Saved entries:
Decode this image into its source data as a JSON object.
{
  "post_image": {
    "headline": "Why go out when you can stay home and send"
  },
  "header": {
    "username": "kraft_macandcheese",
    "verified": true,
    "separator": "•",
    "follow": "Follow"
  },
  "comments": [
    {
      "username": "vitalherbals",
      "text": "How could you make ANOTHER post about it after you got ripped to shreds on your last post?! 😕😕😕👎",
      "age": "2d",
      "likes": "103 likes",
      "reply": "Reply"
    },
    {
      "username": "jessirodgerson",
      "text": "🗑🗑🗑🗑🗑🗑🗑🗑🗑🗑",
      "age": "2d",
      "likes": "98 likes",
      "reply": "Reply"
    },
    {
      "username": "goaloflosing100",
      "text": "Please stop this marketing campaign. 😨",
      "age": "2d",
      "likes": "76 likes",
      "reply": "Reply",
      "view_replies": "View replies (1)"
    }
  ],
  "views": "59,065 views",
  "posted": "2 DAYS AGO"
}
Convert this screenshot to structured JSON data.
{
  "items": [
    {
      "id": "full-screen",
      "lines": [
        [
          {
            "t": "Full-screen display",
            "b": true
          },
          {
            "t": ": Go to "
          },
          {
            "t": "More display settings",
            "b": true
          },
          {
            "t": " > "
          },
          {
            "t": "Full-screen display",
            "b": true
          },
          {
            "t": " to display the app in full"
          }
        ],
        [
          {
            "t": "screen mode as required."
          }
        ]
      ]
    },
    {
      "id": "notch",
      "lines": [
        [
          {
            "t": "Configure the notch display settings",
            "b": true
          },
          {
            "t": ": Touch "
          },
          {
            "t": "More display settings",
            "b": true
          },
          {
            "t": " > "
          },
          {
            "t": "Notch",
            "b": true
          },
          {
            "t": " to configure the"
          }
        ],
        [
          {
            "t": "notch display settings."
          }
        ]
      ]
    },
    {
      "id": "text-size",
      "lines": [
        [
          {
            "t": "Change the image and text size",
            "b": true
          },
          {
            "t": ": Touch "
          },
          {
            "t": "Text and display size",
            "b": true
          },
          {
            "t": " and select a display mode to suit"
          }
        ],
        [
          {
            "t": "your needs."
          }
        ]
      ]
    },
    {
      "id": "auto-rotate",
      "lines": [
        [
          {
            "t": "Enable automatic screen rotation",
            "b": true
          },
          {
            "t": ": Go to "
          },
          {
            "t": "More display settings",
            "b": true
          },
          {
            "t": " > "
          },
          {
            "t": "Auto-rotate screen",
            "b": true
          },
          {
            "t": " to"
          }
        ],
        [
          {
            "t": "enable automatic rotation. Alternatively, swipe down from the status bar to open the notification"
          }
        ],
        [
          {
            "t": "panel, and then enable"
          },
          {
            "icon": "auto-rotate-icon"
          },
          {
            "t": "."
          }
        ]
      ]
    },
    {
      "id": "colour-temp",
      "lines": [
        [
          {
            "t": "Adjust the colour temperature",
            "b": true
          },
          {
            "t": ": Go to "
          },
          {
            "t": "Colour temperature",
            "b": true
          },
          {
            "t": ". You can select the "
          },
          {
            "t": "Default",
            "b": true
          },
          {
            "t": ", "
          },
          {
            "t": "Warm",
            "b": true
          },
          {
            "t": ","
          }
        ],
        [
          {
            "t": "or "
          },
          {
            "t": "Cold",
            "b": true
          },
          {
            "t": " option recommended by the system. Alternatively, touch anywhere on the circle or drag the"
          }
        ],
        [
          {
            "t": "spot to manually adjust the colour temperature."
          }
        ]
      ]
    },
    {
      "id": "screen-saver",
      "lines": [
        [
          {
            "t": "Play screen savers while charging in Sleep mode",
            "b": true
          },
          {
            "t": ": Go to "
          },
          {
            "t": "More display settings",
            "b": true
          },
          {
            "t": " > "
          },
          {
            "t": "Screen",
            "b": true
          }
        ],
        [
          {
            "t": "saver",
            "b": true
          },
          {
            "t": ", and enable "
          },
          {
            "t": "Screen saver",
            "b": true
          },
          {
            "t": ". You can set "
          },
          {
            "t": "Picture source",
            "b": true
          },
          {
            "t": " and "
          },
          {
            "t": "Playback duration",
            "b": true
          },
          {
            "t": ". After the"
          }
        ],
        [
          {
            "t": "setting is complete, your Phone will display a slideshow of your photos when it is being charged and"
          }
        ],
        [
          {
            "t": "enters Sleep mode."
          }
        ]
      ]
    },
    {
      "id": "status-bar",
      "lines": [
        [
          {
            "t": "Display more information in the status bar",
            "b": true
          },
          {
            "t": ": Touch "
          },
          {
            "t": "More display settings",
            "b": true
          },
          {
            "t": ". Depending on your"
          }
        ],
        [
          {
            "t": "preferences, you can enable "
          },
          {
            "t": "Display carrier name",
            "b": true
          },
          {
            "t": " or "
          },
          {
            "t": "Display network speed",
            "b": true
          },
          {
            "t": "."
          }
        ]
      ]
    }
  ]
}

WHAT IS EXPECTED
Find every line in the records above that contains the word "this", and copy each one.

FINISHED TASK
Decode this image into its source data as a JSON object.
      "text": "Please stop this marketing campaign. 😨",
Convert this screenshot to structured JSON data.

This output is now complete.